The group found a likely genetic diagnosis for six of the cases and a partial diagnosis of another out of the original 12.
The approach used was by no means novel: start with trios for each sample and focus on de Novo mutations, X-linked, and rare recessive variants in genes previously associated in Mendelian diseases.
Still, by Dr. Goldstein’s admission, the process of interpreting the exomes is “a little bit of an art.” The remaining six undiagnosed patients were not without interesting variants, but simply without highly confident variants that made sense with the phenotype of the patients.
As it turns out, patient 2 in the study, with the compound heterozygous mutations in NGLY1 that results in the accumulation of misfolded proteins, was the son of a friend of mine.
Matt Might, a professor at the University of Utah, wrote passionately about the “diagnostic odyssey” he had over three years that ended with the exome sequencing at Duke in his poignantly titled blog post Hunting Down My Son’s Killer.
The post went “viral”, and got over a half million views and reposts in the following weeks.
More importantly, it got Matt in contact with proteomics researchers and on lists for clinical trials to take the knowledge from the diagnostic and move forward towards the development of a treatment for his son.
Since I have known Matt for a while (he was one my thesis advisors), I called him up to hear about the diagnostic process from his perspective.
As usual, that perspective was enlightening, and its contrast to the published paper brought up another good point: our research papers reflect the final-cut version of success stories, rarely detailing all the road bumps and side-tracks taken to get there. Many interesting and potentially useful stories that resulted in dead-ends are never told.
All this points to the many challenges ahead to turn this artform of NGS interpretation into a robust clinical test. These challenges will touch every aspect of our informatic processing, public databases, and interpretation platforms.
It can seem daunting, which is probably why the hype cycle calls this phase the “Trough of Disillusionment”.

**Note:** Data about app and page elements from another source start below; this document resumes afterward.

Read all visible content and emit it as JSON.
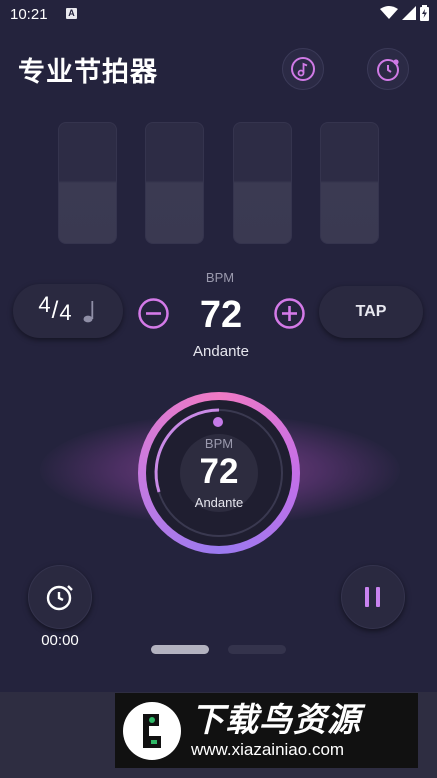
{
  "status_bar": {
    "time": "10:21",
    "a_icon": "A"
  },
  "header": {
    "title": "专业节拍器",
    "sound_icon": "music-note-icon",
    "timer_icon": "clock-icon"
  },
  "beats": [
    {
      "accent": false
    },
    {
      "accent": false
    },
    {
      "accent": false
    },
    {
      "accent": false
    }
  ],
  "controls": {
    "time_signature_top": "4",
    "time_signature_bottom": "4",
    "note_icon": "quarter-note-icon",
    "bpm_label": "BPM",
    "bpm": "72",
    "tempo_name": "Andante",
    "tap_label": "TAP"
  },
  "dial": {
    "bpm_label": "BPM",
    "bpm": "72",
    "tempo_name": "Andante"
  },
  "bottom": {
    "timer_value": "00:00",
    "pause_icon": "pause-icon",
    "timer_icon": "stopwatch-icon"
  },
  "pager": {
    "count": 2,
    "active": 0
  },
  "watermark": {
    "title": "下载鸟资源",
    "url": "www.xiazainiao.com"
  },
  "colors": {
    "background": "#24233d",
    "accent": "#d47ae8",
    "pink": "#f07ac4"
  }
}
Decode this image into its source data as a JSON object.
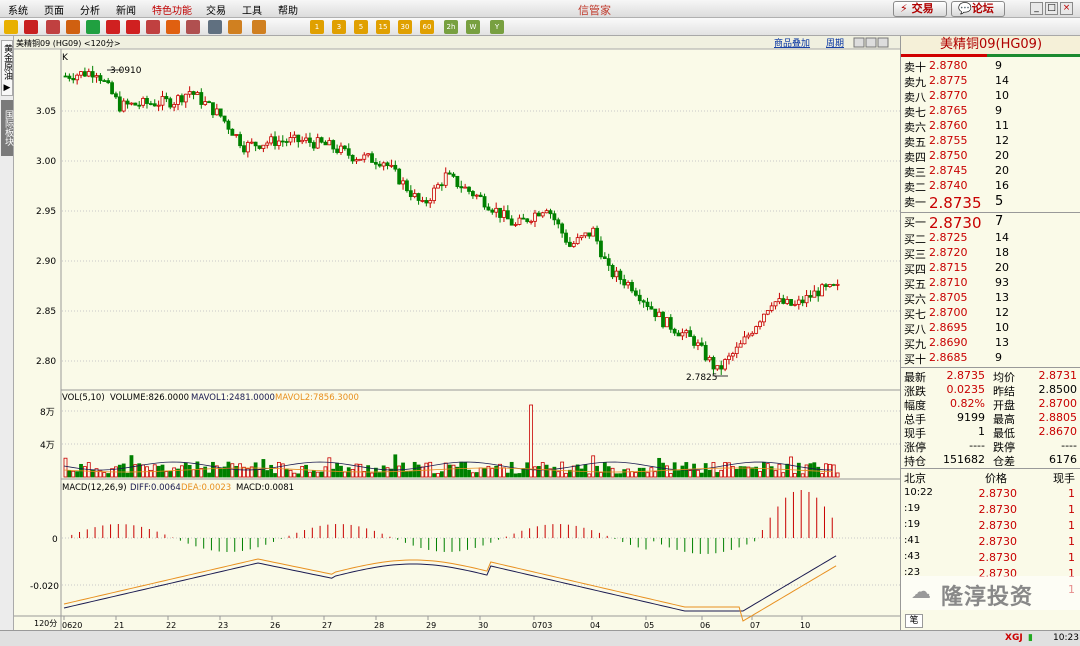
{
  "menu": [
    "系统",
    "页面",
    "分析",
    "新闻",
    "特色功能",
    "交易",
    "工具",
    "帮助"
  ],
  "app_title": "信管家",
  "top_buttons": {
    "trade": "交易",
    "forum": "论坛"
  },
  "window_controls": [
    "_",
    "□",
    "×"
  ],
  "toolbar_icons": [
    "back-icon",
    "home-icon",
    "chart-icon",
    "video-icon",
    "refresh-icon",
    "zoom-in-icon",
    "zoom-out-icon",
    "pen-icon",
    "wizard-icon",
    "filter-icon",
    "list-icon",
    "notes-icon",
    "tick-icon",
    "period-1-icon",
    "period-3-icon",
    "period-5-icon",
    "period-15-icon",
    "period-30-icon",
    "period-60-icon",
    "period-120-icon",
    "week-icon",
    "year-icon"
  ],
  "toolbar_labels": [
    "",
    "",
    "",
    "",
    "",
    "",
    "",
    "",
    "",
    "",
    "",
    "",
    "",
    "1",
    "3",
    "5",
    "15",
    "30",
    "60",
    "2h",
    "W",
    "Y"
  ],
  "sidebar": {
    "tab1": "黄金原油 ▶",
    "tab2": "国际板块"
  },
  "chart": {
    "header": "美精铜09 (HG09) <120分>",
    "header_links": {
      "overlay": "商品叠加",
      "period": "周期"
    },
    "main_label": "K",
    "price_ticks": [
      "3.05",
      "3.00",
      "2.95",
      "2.90",
      "2.85",
      "2.80"
    ],
    "high_marker": "3.0910",
    "low_marker": "2.7825",
    "vol_legend": {
      "title": "VOL(5,10)",
      "volume": "VOLUME:826.0000",
      "mavol1": "MAVOL1:2481.0000",
      "mavol2": "MAVOL2:7856.3000"
    },
    "vol_ticks": [
      "8万",
      "4万"
    ],
    "macd_legend": {
      "title": "MACD(12,26,9)",
      "diff": "DIFF:0.0064",
      "dea": "DEA:0.0023",
      "macd": "MACD:0.0081"
    },
    "macd_ticks": [
      "0",
      "-0.020"
    ],
    "period_label": "120分",
    "date_labels": [
      "0620",
      "21",
      "22",
      "23",
      "26",
      "27",
      "28",
      "29",
      "30",
      "0703",
      "04",
      "05",
      "06",
      "07",
      "10"
    ],
    "colors": {
      "up": "#c80000",
      "down": "#008000",
      "diff": "#1a1a50",
      "dea": "#e89020"
    }
  },
  "quote": {
    "title": "美精铜09(HG09)",
    "asks": [
      {
        "label": "卖十",
        "price": "2.8780",
        "vol": "9"
      },
      {
        "label": "卖九",
        "price": "2.8775",
        "vol": "14"
      },
      {
        "label": "卖八",
        "price": "2.8770",
        "vol": "10"
      },
      {
        "label": "卖七",
        "price": "2.8765",
        "vol": "9"
      },
      {
        "label": "卖六",
        "price": "2.8760",
        "vol": "11"
      },
      {
        "label": "卖五",
        "price": "2.8755",
        "vol": "12"
      },
      {
        "label": "卖四",
        "price": "2.8750",
        "vol": "20"
      },
      {
        "label": "卖三",
        "price": "2.8745",
        "vol": "20"
      },
      {
        "label": "卖二",
        "price": "2.8740",
        "vol": "16"
      },
      {
        "label": "卖一",
        "price": "2.8735",
        "vol": "5"
      }
    ],
    "bids": [
      {
        "label": "买一",
        "price": "2.8730",
        "vol": "7"
      },
      {
        "label": "买二",
        "price": "2.8725",
        "vol": "14"
      },
      {
        "label": "买三",
        "price": "2.8720",
        "vol": "18"
      },
      {
        "label": "买四",
        "price": "2.8715",
        "vol": "20"
      },
      {
        "label": "买五",
        "price": "2.8710",
        "vol": "93"
      },
      {
        "label": "买六",
        "price": "2.8705",
        "vol": "13"
      },
      {
        "label": "买七",
        "price": "2.8700",
        "vol": "12"
      },
      {
        "label": "买八",
        "price": "2.8695",
        "vol": "10"
      },
      {
        "label": "买九",
        "price": "2.8690",
        "vol": "13"
      },
      {
        "label": "买十",
        "price": "2.8685",
        "vol": "9"
      }
    ],
    "stats": [
      {
        "l1": "最新",
        "v1": "2.8735",
        "l2": "均价",
        "v2": "2.8731"
      },
      {
        "l1": "涨跌",
        "v1": "0.0235",
        "l2": "昨结",
        "v2": "2.8500"
      },
      {
        "l1": "幅度",
        "v1": "0.82%",
        "l2": "开盘",
        "v2": "2.8700"
      },
      {
        "l1": "总手",
        "v1": "9199",
        "l2": "最高",
        "v2": "2.8805"
      },
      {
        "l1": "现手",
        "v1": "1",
        "l2": "最低",
        "v2": "2.8670"
      },
      {
        "l1": "涨停",
        "v1": "----",
        "l2": "跌停",
        "v2": "----"
      },
      {
        "l1": "持仓",
        "v1": "151682",
        "l2": "仓差",
        "v2": "6176"
      }
    ],
    "ticks_header": {
      "time": "北京",
      "price": "价格",
      "vol": "现手"
    },
    "ticks": [
      {
        "time": "10:22",
        "price": "2.8730",
        "vol": "1"
      },
      {
        "time": ":19",
        "price": "2.8730",
        "vol": "1"
      },
      {
        "time": ":19",
        "price": "2.8730",
        "vol": "1"
      },
      {
        "time": ":41",
        "price": "2.8730",
        "vol": "1"
      },
      {
        "time": ":43",
        "price": "2.8730",
        "vol": "1"
      },
      {
        "time": ":23",
        "price": "2.8730",
        "vol": "1"
      },
      {
        "time": "",
        "price": "",
        "vol": "1"
      }
    ],
    "watermark": "隆淳投资",
    "bottom_tab": "笔"
  },
  "status": {
    "logo": "XGJ",
    "time": "10:23"
  }
}
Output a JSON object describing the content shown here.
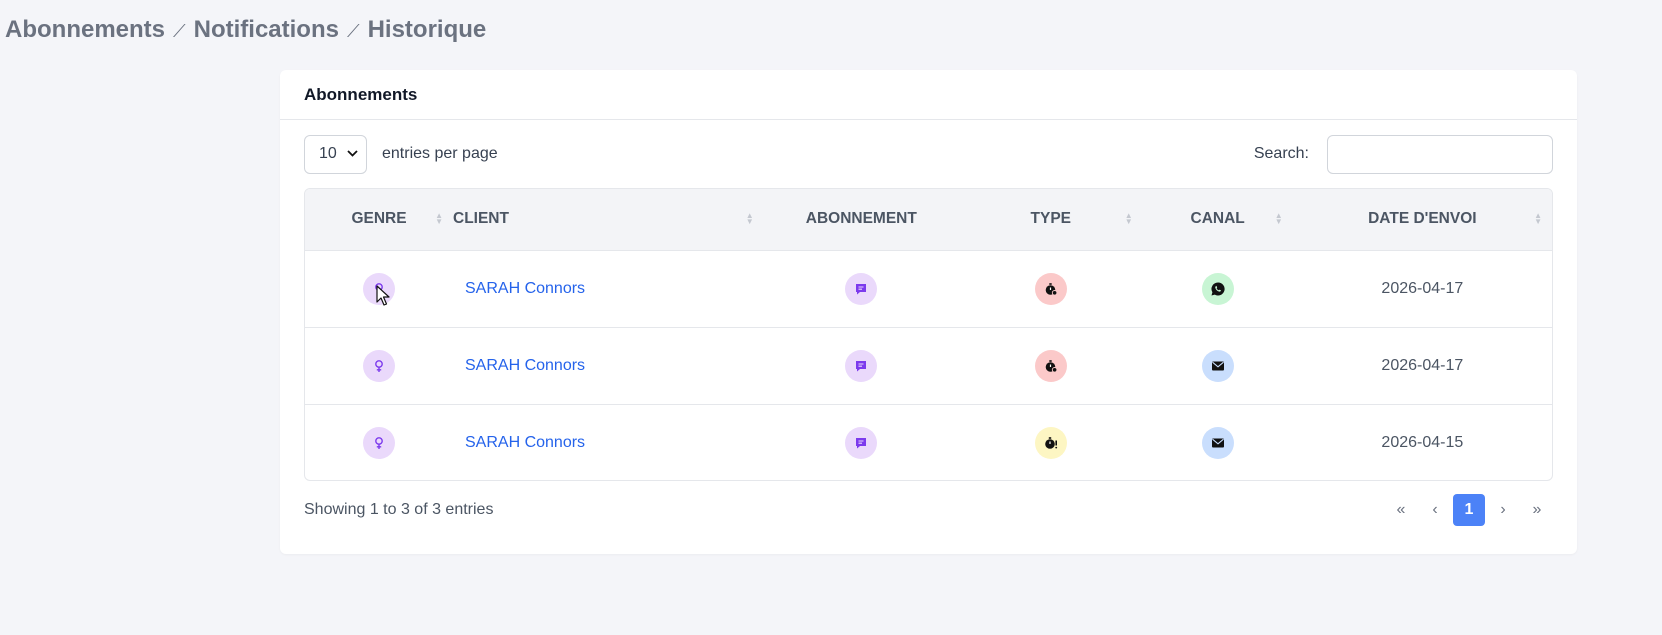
{
  "breadcrumb": [
    "Abonnements",
    "Notifications",
    "Historique"
  ],
  "card": {
    "title": "Abonnements",
    "per_page_value": "10",
    "per_page_label": "entries per page",
    "search_label": "Search:",
    "search_placeholder": ""
  },
  "table": {
    "columns": [
      "GENRE",
      "CLIENT",
      "ABONNEMENT",
      "TYPE",
      "CANAL",
      "DATE D'ENVOI"
    ],
    "rows": [
      {
        "genre": "female-icon",
        "client": "SARAH Connors",
        "abonnement": "message-icon",
        "type": "timer-clock-icon",
        "type_color": "#fbc9c9",
        "canal": "whatsapp-icon",
        "canal_color": "#c8f5d4",
        "date": "2026-04-17"
      },
      {
        "genre": "female-icon",
        "client": "SARAH Connors",
        "abonnement": "message-icon",
        "type": "timer-clock-icon",
        "type_color": "#fbc9c9",
        "canal": "email-icon",
        "canal_color": "#c9defd",
        "date": "2026-04-17"
      },
      {
        "genre": "female-icon",
        "client": "SARAH Connors",
        "abonnement": "message-icon",
        "type": "stopwatch-alert-icon",
        "type_color": "#fdf6c3",
        "canal": "email-icon",
        "canal_color": "#c9defd",
        "date": "2026-04-15"
      }
    ]
  },
  "footer": {
    "info": "Showing 1 to 3 of 3 entries",
    "pager": [
      "«",
      "‹",
      "1",
      "›",
      "»"
    ],
    "current_page": "1"
  },
  "colors": {
    "link": "#2563eb",
    "accent": "#4c82f7",
    "purple": "#7c3aed"
  }
}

Personally, I think these challenges are definitely surmountable.
As a company, tackling some of these challenges is the core of our mission looking forward. And I count on our collaborations and efforts to contribute to the advancement of bringing genomic sciences into standard medical care.
And The Circle is Complete: Championing Reproducibility
While the hypothetical question I posed earlier might have a nuanced answer as there are certainly many ways for two genomic interpretations to diverge with the same input, we can turn to a staple of scientific advancement in a fast-changing world: reproducibility.
This is precisely why Gholson shared the sequencing data from the Ogden study with me.
Although he had already done functional validation that confirms the causal variant and in his own paper used three different bioinformatic pipelines to arrive at the same result, he also champions reproducibility and more open collaboration as a few of the many ways in which the community can advance the progress of NGS in the clinic.
There are still many challenges to overcome for NGS to be ready for mass adoption in the clinic.
Gholson outlines some of these challenges in a recent article in Genomic Medicine. Core to addressing those challenges will be in making our bioinformatic tools and interpretation process more robust and transparent, where we can expect a very high level of reproducibility.
So in my upcoming webcast this Wednesday (register to attend it live), I’ll demonstrate in detail the reproducibility of the Ogden Syndrome finding.
As an example of how robust the Ogden Syndrome analysis is, I will use a completely orthogonal set of bioinformatic steps and secondary analysis methods than what was used in the paper, and unambiguously arrive at the same causal variant that was published and used in the final diagnosis.
NGS is certainly destined for the clinic. Its value and benefit to clinical practice have been demonstrated. Certainly this is an exciting time to be part of the genomics community.